    Google Scholar 

  90. Edmond, J.M., C. Measures, R. McDuff, L.H. Chan, R. Collier, B. Grant, L.I. Gordon and J.B. Corliss, 1979: Ridge-crest hydrothermal activity and the balances of the major and minor elements in the ocean. Earth Planet. Sci. Lett. 46, 1–18.

    Google Scholar 

  91. Edmond, J.M., 1980: Ridge crest hot springs. EOS Trans. A.G.U., 21, 129–131.

    CrossRef  Google Scholar 

  92. Maynard, J.B., 1981: Chemical mass-balance between rivers and oceans. Proc. Symp. on “Chemical Cycles in the Evolution of the Earth”, Yellow Springs, Ohio, Sept. 1980 (in press).

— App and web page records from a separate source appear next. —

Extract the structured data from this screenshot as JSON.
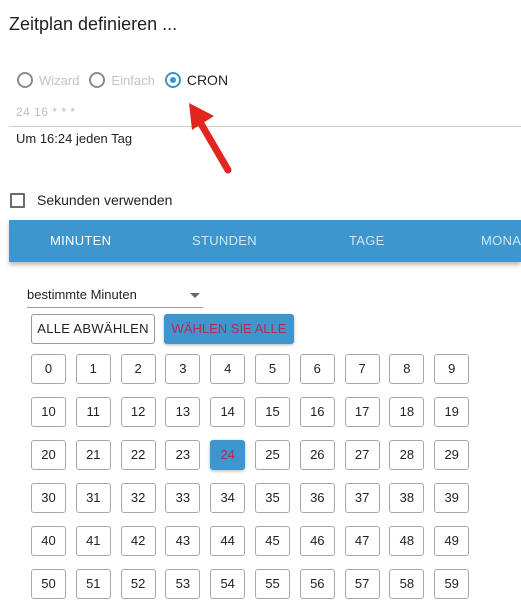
{
  "title": "Zeitplan definieren ...",
  "mode_options": [
    {
      "label": "Wizard",
      "checked": false
    },
    {
      "label": "Einfach",
      "checked": false
    },
    {
      "label": "CRON",
      "checked": true
    }
  ],
  "cron": {
    "value": "24 16 * * *",
    "description": "Um 16:24 jeden Tag"
  },
  "seconds_checkbox": {
    "label": "Sekunden verwenden",
    "checked": false
  },
  "tabs": [
    {
      "label": "MINUTEN",
      "active": true
    },
    {
      "label": "STUNDEN",
      "active": false
    },
    {
      "label": "TAGE",
      "active": false
    },
    {
      "label": "MONA",
      "active": false
    }
  ],
  "minute_mode_select": {
    "value": "bestimmte Minuten"
  },
  "buttons": {
    "deselect_all": "ALLE ABWÄHLEN",
    "select_all": "WÄHLEN SIE ALLE"
  },
  "minutes": [
    "0",
    "1",
    "2",
    "3",
    "4",
    "5",
    "6",
    "7",
    "8",
    "9",
    "10",
    "11",
    "12",
    "13",
    "14",
    "15",
    "16",
    "17",
    "18",
    "19",
    "20",
    "21",
    "22",
    "23",
    "24",
    "25",
    "26",
    "27",
    "28",
    "29",
    "30",
    "31",
    "32",
    "33",
    "34",
    "35",
    "36",
    "37",
    "38",
    "39",
    "40",
    "41",
    "42",
    "43",
    "44",
    "45",
    "46",
    "47",
    "48",
    "49",
    "50",
    "51",
    "52",
    "53",
    "54",
    "55",
    "56",
    "57",
    "58",
    "59"
  ],
  "selected_minutes": [
    "24"
  ],
  "colors": {
    "accent": "#3d97ce",
    "selected_text": "#b52a55",
    "annotation_arrow": "#e3251f"
  }
}
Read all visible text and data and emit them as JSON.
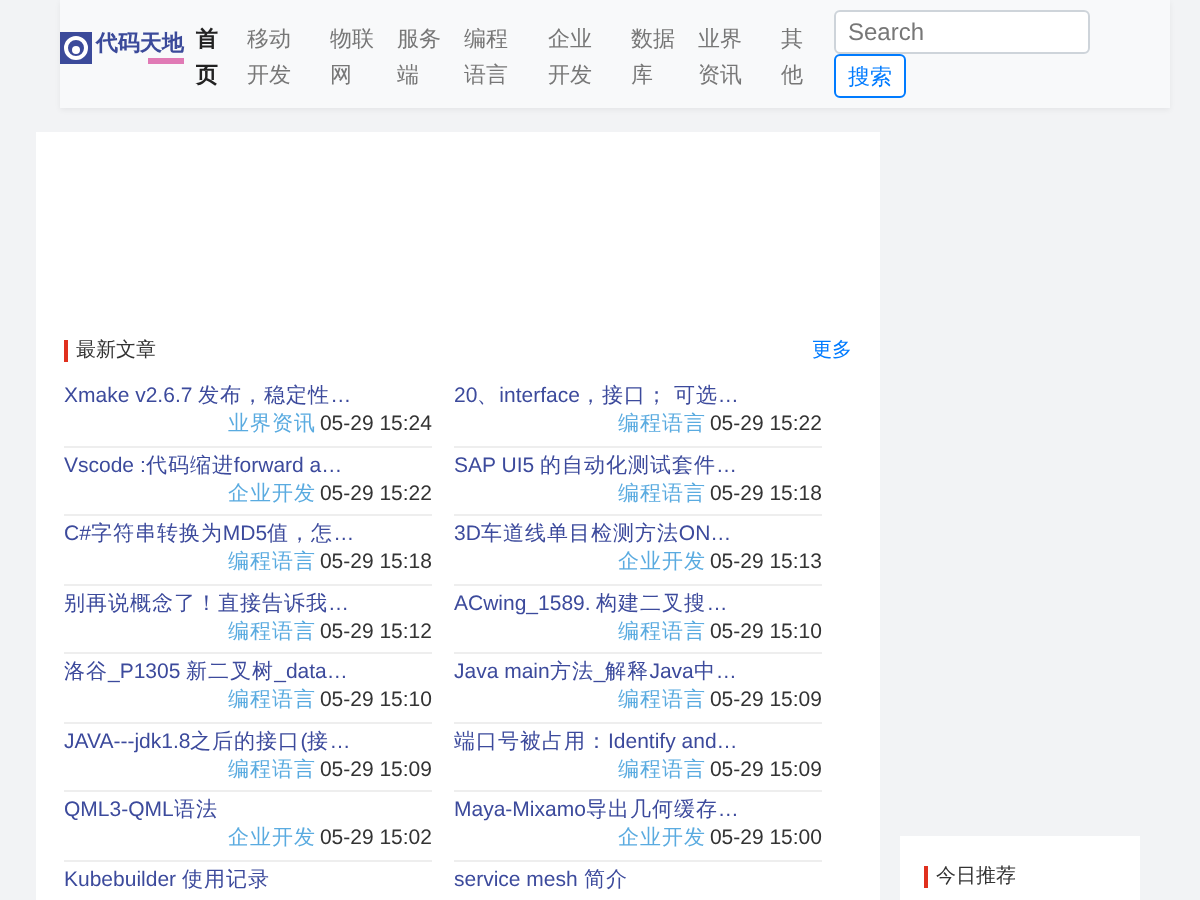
{
  "header": {
    "logo": {
      "text": "代码天地"
    },
    "nav": [
      {
        "label": "首页",
        "selected": true
      },
      {
        "label": "移动开发",
        "selected": false
      },
      {
        "label": "物联网",
        "selected": false
      },
      {
        "label": "服务端",
        "selected": false
      },
      {
        "label": "编程语言",
        "selected": false
      },
      {
        "label": "企业开发",
        "selected": false
      },
      {
        "label": "数据库",
        "selected": false
      },
      {
        "label": "业界资讯",
        "selected": false
      },
      {
        "label": "其他",
        "selected": false
      }
    ],
    "search": {
      "placeholder": "Search",
      "button": "搜索"
    }
  },
  "latest": {
    "title": "最新文章",
    "more": "更多",
    "articles": [
      {
        "title": "Xmake v2.6.7 发布，稳定性…",
        "category": "业界资讯",
        "time": "05-29 15:24"
      },
      {
        "title": "20、interface，接口； 可选…",
        "category": "编程语言",
        "time": "05-29 15:22"
      },
      {
        "title": "Vscode :代码缩进forward a…",
        "category": "企业开发",
        "time": "05-29 15:22"
      },
      {
        "title": "SAP UI5 的自动化测试套件…",
        "category": "编程语言",
        "time": "05-29 15:18"
      },
      {
        "title": "C#字符串转换为MD5值，怎…",
        "category": "编程语言",
        "time": "05-29 15:18"
      },
      {
        "title": "3D车道线单目检测方法ON…",
        "category": "企业开发",
        "time": "05-29 15:13"
      },
      {
        "title": "别再说概念了！直接告诉我…",
        "category": "编程语言",
        "time": "05-29 15:12"
      },
      {
        "title": "ACwing_1589. 构建二叉搜…",
        "category": "编程语言",
        "time": "05-29 15:10"
      },
      {
        "title": "洛谷_P1305 新二叉树_data…",
        "category": "编程语言",
        "time": "05-29 15:10"
      },
      {
        "title": "Java main方法_解释Java中…",
        "category": "编程语言",
        "time": "05-29 15:09"
      },
      {
        "title": "JAVA---jdk1.8之后的接口(接…",
        "category": "编程语言",
        "time": "05-29 15:09"
      },
      {
        "title": "端口号被占用：Identify and…",
        "category": "编程语言",
        "time": "05-29 15:09"
      },
      {
        "title": "QML3-QML语法",
        "category": "企业开发",
        "time": "05-29 15:02"
      },
      {
        "title": "Maya-Mixamo导出几何缓存…",
        "category": "企业开发",
        "time": "05-29 15:00"
      },
      {
        "title": "Kubebuilder 使用记录"
      },
      {
        "title": "service mesh 简介"
      }
    ]
  },
  "sidebar": {
    "title": "今日推荐"
  }
}
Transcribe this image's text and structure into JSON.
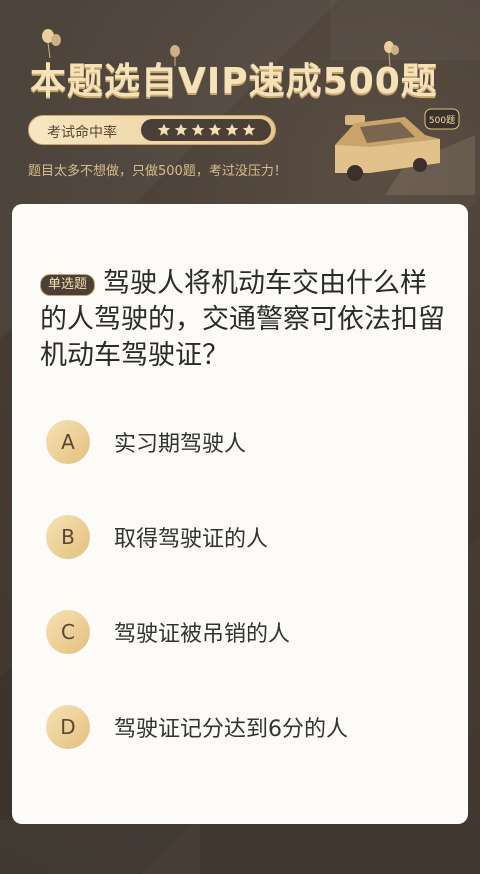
{
  "header": {
    "title": "本题选自VIP速成500题",
    "rate_label": "考试命中率",
    "star_count": 6,
    "subtitle": "题目太多不想做，只做500题，考过没压力！",
    "car_badge": "500题",
    "colors": {
      "gold": "#e3c07f",
      "dark": "#4a4038"
    }
  },
  "question": {
    "type_label": "单选题",
    "text": "驾驶人将机动车交由什么样的人驾驶的，交通警察可依法扣留机动车驾驶证？",
    "options": [
      {
        "letter": "A",
        "text": "实习期驾驶人"
      },
      {
        "letter": "B",
        "text": "取得驾驶证的人"
      },
      {
        "letter": "C",
        "text": "驾驶证被吊销的人"
      },
      {
        "letter": "D",
        "text": "驾驶证记分达到6分的人"
      }
    ]
  }
}
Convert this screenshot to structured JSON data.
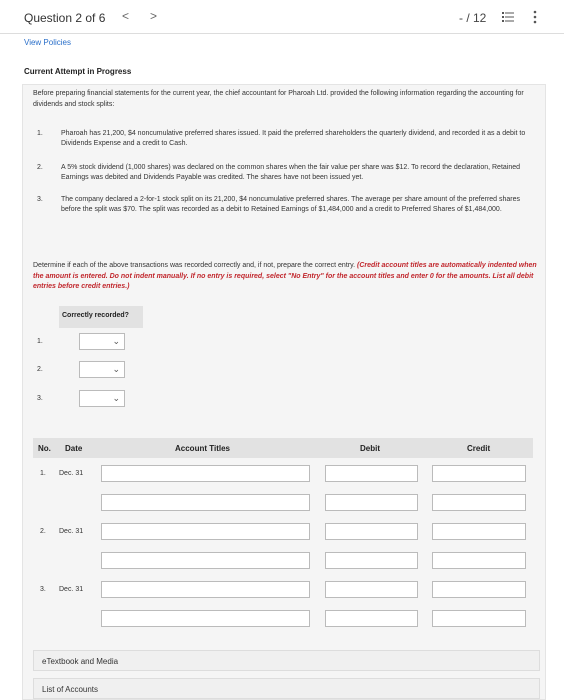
{
  "header": {
    "question": "Question 2 of 6",
    "prev": "<",
    "next": ">",
    "score": "- / 12"
  },
  "links": {
    "view_policies": "View Policies"
  },
  "attempt_label": "Current Attempt in Progress",
  "intro": "Before preparing financial statements for the current year, the chief accountant for Pharoah Ltd. provided the following information regarding the accounting for dividends and stock splits:",
  "items": [
    {
      "num": "1.",
      "text": "Pharoah has 21,200, $4 noncumulative preferred shares issued. It paid the preferred shareholders the quarterly dividend, and recorded it as a debit to Dividends Expense and a credit to Cash."
    },
    {
      "num": "2.",
      "text": "A 5% stock dividend (1,000 shares) was declared on the common shares when the fair value per share was $12. To record the declaration, Retained Earnings was debited and Dividends Payable was credited. The shares have not been issued yet."
    },
    {
      "num": "3.",
      "text": "The company declared a 2-for-1 stock split on its 21,200, $4 noncumulative preferred shares. The average per share amount of the preferred shares before the split was $70. The split was recorded as a debit to Retained Earnings of $1,484,000 and a credit to Preferred Shares of $1,484,000."
    }
  ],
  "instructions": {
    "plain": "Determine if each of the above transactions was recorded correctly and, if not, prepare the correct entry. ",
    "red": "(Credit account titles are automatically indented when the amount is entered. Do not indent manually. If no entry is required, select \"No Entry\" for the account titles and enter 0 for the amounts. List all debit entries before credit entries.)"
  },
  "correctly_recorded": {
    "header": "Correctly recorded?",
    "rows": [
      "1.",
      "2.",
      "3."
    ]
  },
  "journal": {
    "headers": {
      "no": "No.",
      "date": "Date",
      "account": "Account Titles",
      "debit": "Debit",
      "credit": "Credit"
    },
    "entries": [
      {
        "num": "1.",
        "date": "Dec. 31"
      },
      {
        "num": "2.",
        "date": "Dec. 31"
      },
      {
        "num": "3.",
        "date": "Dec. 31"
      }
    ]
  },
  "footer": {
    "etextbook": "eTextbook and Media",
    "list_accounts": "List of Accounts"
  },
  "icons": [
    "chevron-left-icon",
    "chevron-right-icon",
    "list-icon",
    "more-vertical-icon",
    "chevron-down-icon"
  ]
}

    Google Scholar 

  93. Hays, J.D. and W.C. Pitman, III, 1973: Lithospheric plate motion, sea level changes and climatic and ecological consequences. Nature 246, 18–22.

    CrossRef  Google Scholar 

Download references

Author information

Authors and Affiliations

Authors

Editor information

Editors and Affiliations

Rights and permissions

Reprints and Permissions

Copyright information

© 1983 Springer Science+Business Media New York

About this chapter

Cite this chapter

Martin, JM., Whitfield, M. (1983). The Significance of the River Input of Chemical Elements to the Ocean. In: Wong, C.S., Boyle, E., Bruland, K.W., Burton, J.D., Goldberg, E.D. (eds) Trace Metals in Sea Water. NATO Conference Series, vol 9. Springer, Boston, MA. https://doi.org/10.1007/978-1-4757-6864-0_16

Download citation

  • DOI: https://doi.org/10.1007/978-1-4757-6864-0_16

  • Publisher Name: Springer, Boston, MA

  • Print ISBN: 978-1-4757-6866-4

  • Online ISBN: 978-1-4757-6864-0

  • eBook Packages: Springer Book Archive